Our job is to provide legal advice needed to support in-house counsel and Human Resources. We understand that when our clients are dealing with their best assets—people—they want their outside counsel to help them balance management needs, internal policies and culture, fairness and the law. Reducing the risk of litigation is just one factor. Our clients are looking to our experience to come up with practical and creative solutions. They need timely advice, not memos.
We start with the basics—learning your business and your culture; understanding how a myriad of federal and state laws interact; and being available when you need help. When the immediate crisis is over, our goal is to help clients develop a preemptive, strategic approach to employee relations challenges and compliance.
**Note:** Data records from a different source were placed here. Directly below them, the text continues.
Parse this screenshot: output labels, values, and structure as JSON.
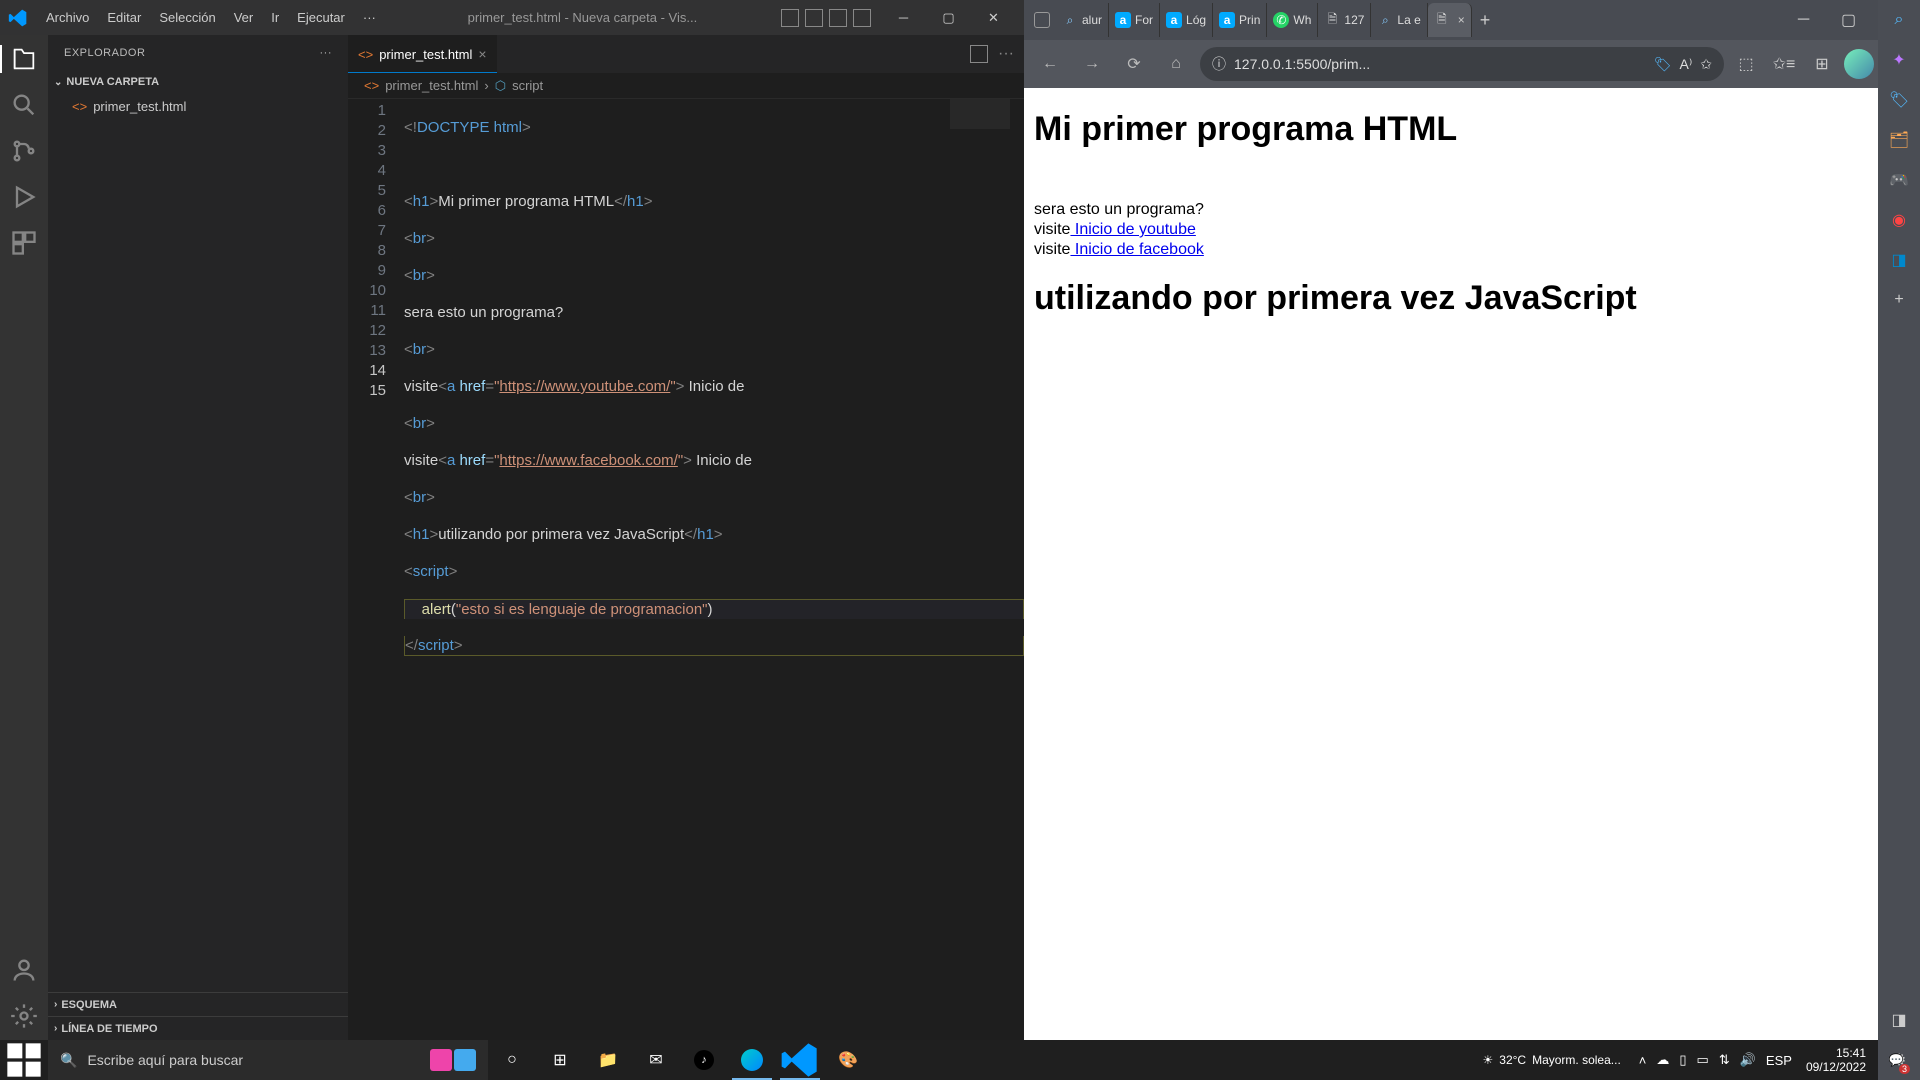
{
  "vscode": {
    "menus": [
      "Archivo",
      "Editar",
      "Selección",
      "Ver",
      "Ir",
      "Ejecutar",
      "···"
    ],
    "title": "primer_test.html - Nueva carpeta - Vis...",
    "explorer_label": "EXPLORADOR",
    "folder_name": "NUEVA CARPETA",
    "file_name": "primer_test.html",
    "outline_label": "ESQUEMA",
    "timeline_label": "LÍNEA DE TIEMPO",
    "tab_name": "primer_test.html",
    "breadcrumb_file": "primer_test.html",
    "breadcrumb_symbol": "script",
    "line_numbers": [
      "1",
      "2",
      "3",
      "4",
      "5",
      "6",
      "7",
      "8",
      "9",
      "10",
      "11",
      "12",
      "13",
      "14",
      "15"
    ]
  },
  "code": {
    "l1_doctype": "DOCTYPE ",
    "l1_html": "html",
    "l3_h1": "h1",
    "l3_text": "Mi primer programa HTML",
    "br": "br",
    "l6_text": "sera esto un programa?",
    "l8_pre": "visite",
    "a": "a",
    "href": "href",
    "l8_url": "https://www.youtube.com/",
    "l8_post": " Inicio de ",
    "l10_url": "https://www.facebook.com/",
    "l10_post": " Inicio de ",
    "l12_text": "utilizando por primera vez JavaScript",
    "script": "script",
    "alert": "alert",
    "l14_str": "esto si es lenguaje de programacion"
  },
  "browser": {
    "tabs": [
      "alur",
      "For",
      "Lóg",
      "Prin",
      "Wh",
      "127",
      "La e",
      ""
    ],
    "url": "127.0.0.1:5500/prim...",
    "page_h1": "Mi primer programa HTML",
    "page_q": "sera esto un programa?",
    "visite": "visite",
    "link_yt": " Inicio de youtube",
    "link_fb": " Inicio de facebook",
    "page_h2": "utilizando por primera vez JavaScript"
  },
  "taskbar": {
    "search_placeholder": "Escribe aquí para buscar",
    "weather_temp": "32°C",
    "weather_desc": "Mayorm. solea...",
    "lang": "ESP",
    "time": "15:41",
    "date": "09/12/2022",
    "notif_count": "3"
  }
}
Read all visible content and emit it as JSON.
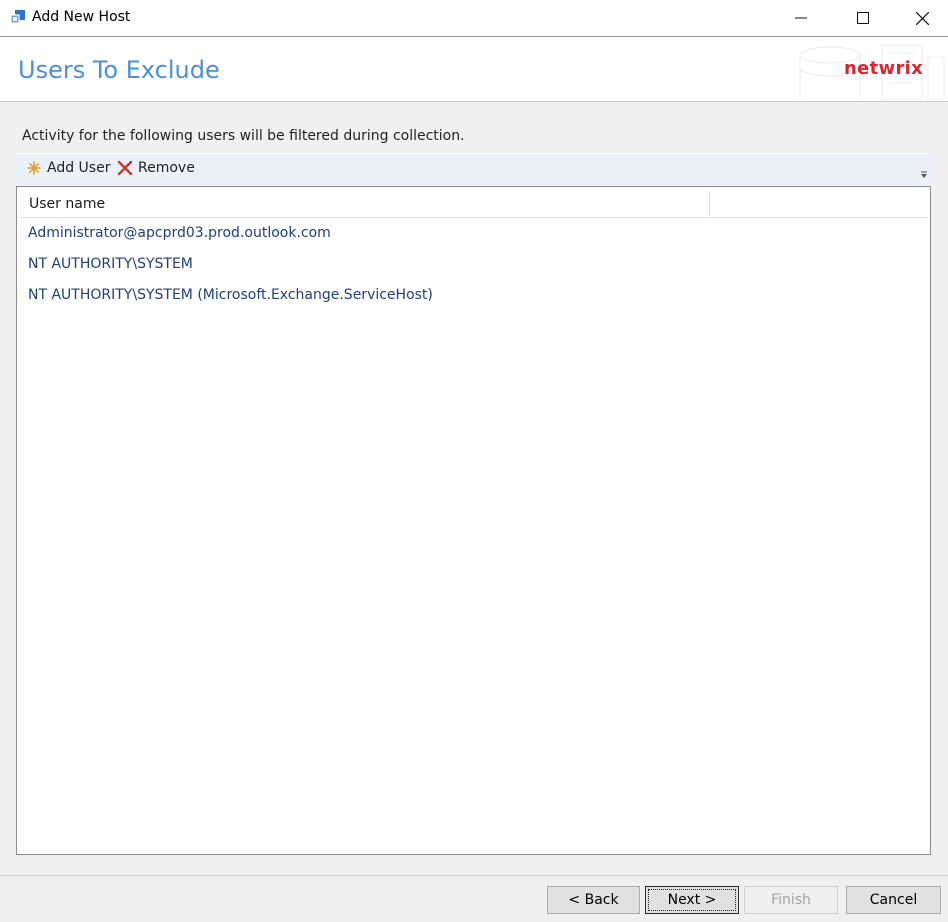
{
  "window": {
    "title": "Add New Host"
  },
  "header": {
    "page_title": "Users To Exclude",
    "logo_text": "netwrix"
  },
  "description": "Activity for the following users will be filtered during collection.",
  "toolbar": {
    "add_label": "Add User",
    "remove_label": "Remove"
  },
  "grid": {
    "columns": [
      "User name",
      ""
    ],
    "rows": [
      "Administrator@apcprd03.prod.outlook.com",
      "NT AUTHORITY\\SYSTEM",
      "NT AUTHORITY\\SYSTEM (Microsoft.Exchange.ServiceHost)"
    ]
  },
  "buttons": {
    "back": "< Back",
    "next": "Next >",
    "finish": "Finish",
    "cancel": "Cancel"
  },
  "colors": {
    "accent_title": "#4a8fd8",
    "logo_red": "#d7262e",
    "row_text": "#1f3f7a",
    "toolbar_bg": "#eaf1f9"
  },
  "icons": {
    "app": "app-icon",
    "add": "asterisk-icon",
    "remove": "x-icon"
  }
}
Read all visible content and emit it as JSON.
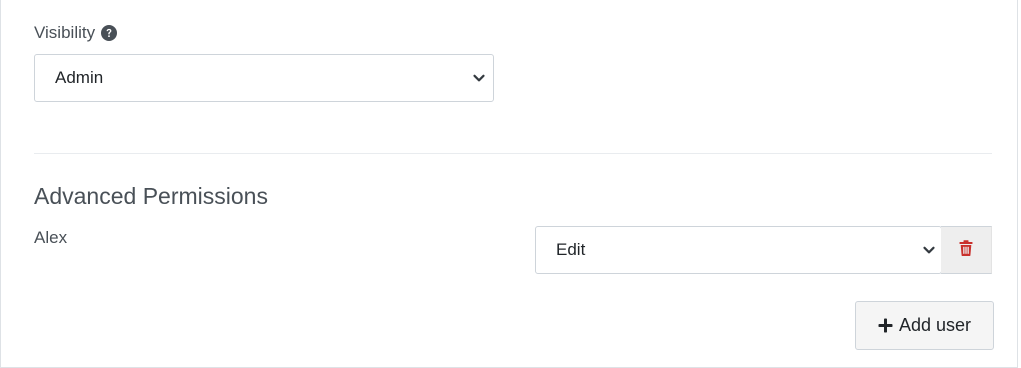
{
  "visibility": {
    "label": "Visibility",
    "help_icon": "question-circle-icon",
    "selected": "Admin"
  },
  "advanced_permissions": {
    "title": "Advanced Permissions",
    "users": [
      {
        "name": "Alex",
        "permission": "Edit",
        "delete_icon": "trash-icon"
      }
    ],
    "add_user_label": "Add user",
    "add_user_icon": "plus-icon"
  },
  "colors": {
    "delete_icon": "#c9302c",
    "text": "#495057"
  }
}
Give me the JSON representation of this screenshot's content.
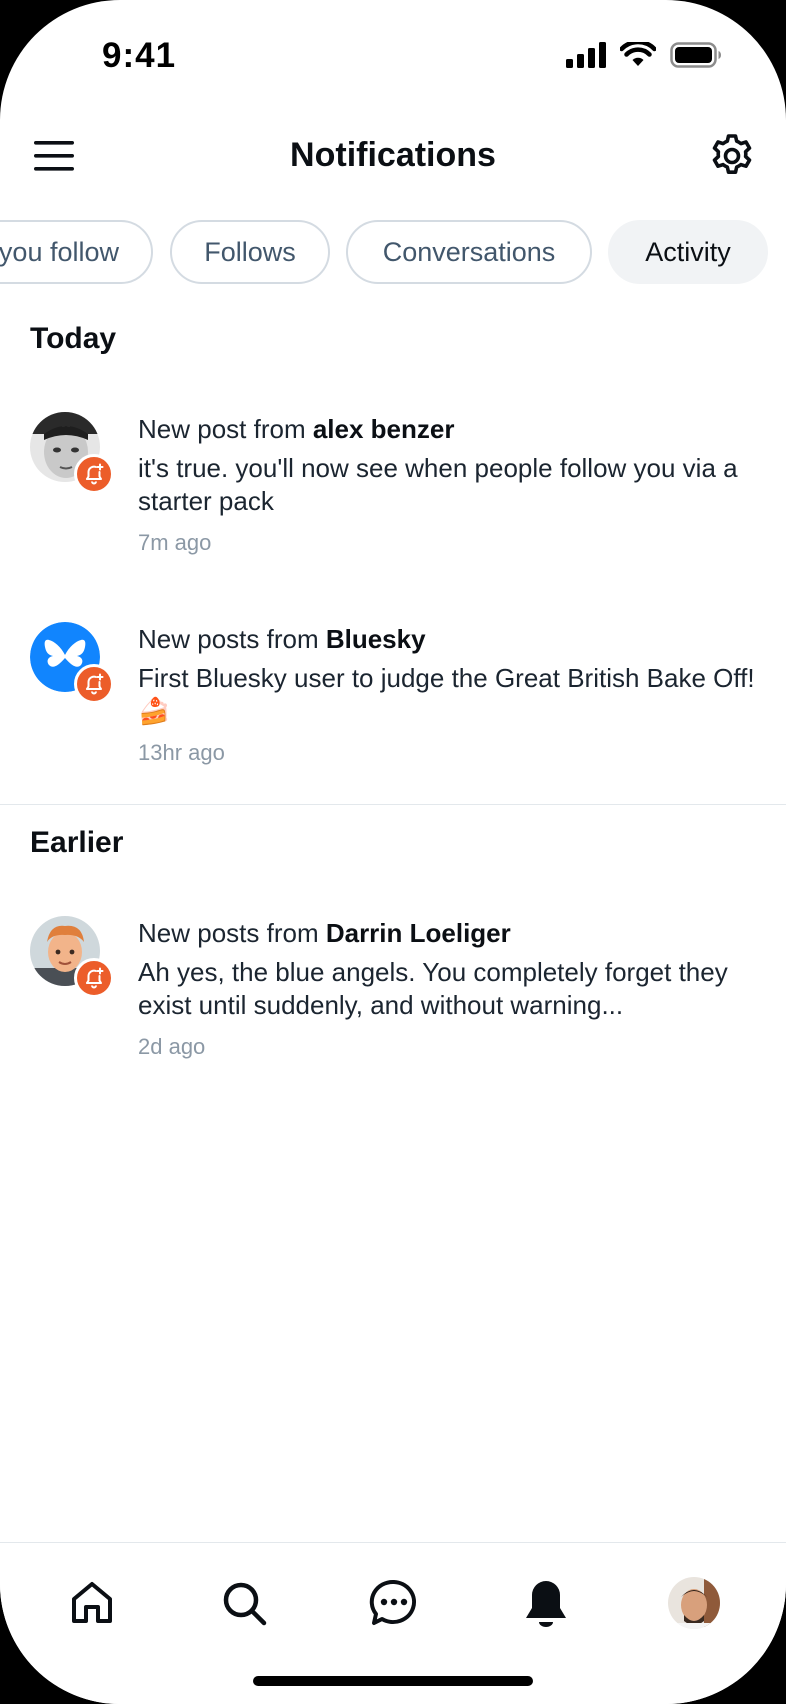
{
  "status_bar": {
    "time": "9:41"
  },
  "header": {
    "title": "Notifications"
  },
  "tabs": [
    {
      "label": "you follow"
    },
    {
      "label": "Follows"
    },
    {
      "label": "Conversations"
    },
    {
      "label": "Activity",
      "active": true
    }
  ],
  "sections": [
    {
      "title": "Today",
      "items": [
        {
          "prefix": "New post from ",
          "author": "alex benzer",
          "text": "it's true. you'll now see when people follow you via a starter pack",
          "ago": "7m ago"
        },
        {
          "prefix": "New posts from ",
          "author": "Bluesky",
          "text": "First Bluesky user to judge the Great British Bake Off! 🍰",
          "ago": "13hr ago"
        }
      ]
    },
    {
      "title": "Earlier",
      "items": [
        {
          "prefix": "New posts from ",
          "author": "Darrin Loeliger",
          "text": "Ah yes, the blue angels. You completely forget they exist until suddenly, and without warning...",
          "ago": "2d ago"
        }
      ]
    }
  ],
  "bottom_nav": [
    {
      "icon": "home-icon"
    },
    {
      "icon": "search-icon"
    },
    {
      "icon": "chat-icon"
    },
    {
      "icon": "bell-icon",
      "active": true
    },
    {
      "icon": "profile-avatar"
    }
  ],
  "colors": {
    "accent_badge": "#ec5d2a",
    "bluesky_blue": "#1185fe",
    "active_tab_bg": "#f1f3f5",
    "muted_text": "#8b98a5"
  }
}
And we bring a national perspective important to employers with operations in multiple jurisdictions.
Examples of Our Employer Counseling Practice
- Review and assess policies and practices for potential problem areas
- Provide practical, in–house training—in plain English—to managers and supervisors on a wide range of issues, including harassment and discrimination, diversity, leave issues, ADA, union organizing, and hiring, evaluation, discipline and discharge
- Advise clients on the legal and practical aspects of security, risk management and privacy, including: background checks, employee monitoring, theft investigations, protection of confidential information, medical inquiries and exams and employee raiding
- Conduct internal investigations in sexual harassment, whistle-blower and other employment issues and concerns, which give employers a documented, good faith basis to take action in sensitive cases, and may provide a defense in later litigation
- Offer advice on affirmative action and numerous other federal compliance requirements
- Advise and represent employers on workplace safety (OSHA/MSHA) issues and investigations
- Assist employers needing to reduce or restructure their operations
- Develop and review pay practices to comply with federal and state wage and hour laws
- Develop, update and monitor affirmative action plans and programs
- Spring 2013
- March 13, 2009
- January 8, 2009